*** Begin section ***

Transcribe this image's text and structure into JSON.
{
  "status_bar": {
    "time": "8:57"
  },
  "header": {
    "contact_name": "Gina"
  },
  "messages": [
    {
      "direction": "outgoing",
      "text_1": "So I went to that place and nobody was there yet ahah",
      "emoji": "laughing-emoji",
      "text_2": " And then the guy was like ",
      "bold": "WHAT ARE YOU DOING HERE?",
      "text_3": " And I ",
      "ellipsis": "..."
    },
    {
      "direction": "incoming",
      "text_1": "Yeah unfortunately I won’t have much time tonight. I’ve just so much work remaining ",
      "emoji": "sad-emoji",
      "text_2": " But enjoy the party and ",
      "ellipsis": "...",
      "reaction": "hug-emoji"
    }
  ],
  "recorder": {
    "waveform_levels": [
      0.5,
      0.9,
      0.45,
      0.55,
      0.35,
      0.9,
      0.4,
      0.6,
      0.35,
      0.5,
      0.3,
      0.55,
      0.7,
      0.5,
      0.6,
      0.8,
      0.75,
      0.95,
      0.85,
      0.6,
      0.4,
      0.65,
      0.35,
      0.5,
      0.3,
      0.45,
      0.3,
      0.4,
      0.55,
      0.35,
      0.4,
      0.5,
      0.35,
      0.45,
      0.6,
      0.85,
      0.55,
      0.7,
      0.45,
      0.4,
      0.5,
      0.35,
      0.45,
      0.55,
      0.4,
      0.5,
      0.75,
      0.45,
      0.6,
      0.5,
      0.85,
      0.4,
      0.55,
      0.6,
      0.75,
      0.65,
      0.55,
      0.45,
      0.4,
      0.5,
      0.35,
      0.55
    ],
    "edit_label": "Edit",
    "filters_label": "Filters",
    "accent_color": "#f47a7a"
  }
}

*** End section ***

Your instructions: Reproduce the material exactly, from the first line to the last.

Answer to this task:
Transcribe this image's text and structure into JSON.
{
  "status_bar": {
    "time": "8:57"
  },
  "header": {
    "contact_name": "Gina"
  },
  "messages": [
    {
      "direction": "outgoing",
      "text_1": "So I went to that place and nobody was there yet ahah",
      "emoji": "laughing-emoji",
      "text_2": " And then the guy was like ",
      "bold": "WHAT ARE YOU DOING HERE?",
      "text_3": " And I ",
      "ellipsis": "..."
    },
    {
      "direction": "incoming",
      "text_1": "Yeah unfortunately I won’t have much time tonight. I’ve just so much work remaining ",
      "emoji": "sad-emoji",
      "text_2": " But enjoy the party and ",
      "ellipsis": "...",
      "reaction": "hug-emoji"
    }
  ],
  "recorder": {
    "waveform_levels": [
      0.5,
      0.9,
      0.45,
      0.55,
      0.35,
      0.9,
      0.4,
      0.6,
      0.35,
      0.5,
      0.3,
      0.55,
      0.7,
      0.5,
      0.6,
      0.8,
      0.75,
      0.95,
      0.85,
      0.6,
      0.4,
      0.65,
      0.35,
      0.5,
      0.3,
      0.45,
      0.3,
      0.4,
      0.55,
      0.35,
      0.4,
      0.5,
      0.35,
      0.45,
      0.6,
      0.85,
      0.55,
      0.7,
      0.45,
      0.4,
      0.5,
      0.35,
      0.45,
      0.55,
      0.4,
      0.5,
      0.75,
      0.45,
      0.6,
      0.5,
      0.85,
      0.4,
      0.55,
      0.6,
      0.75,
      0.65,
      0.55,
      0.45,
      0.4,
      0.5,
      0.35,
      0.55
    ],
    "edit_label": "Edit",
    "filters_label": "Filters",
    "accent_color": "#f47a7a"
  }
}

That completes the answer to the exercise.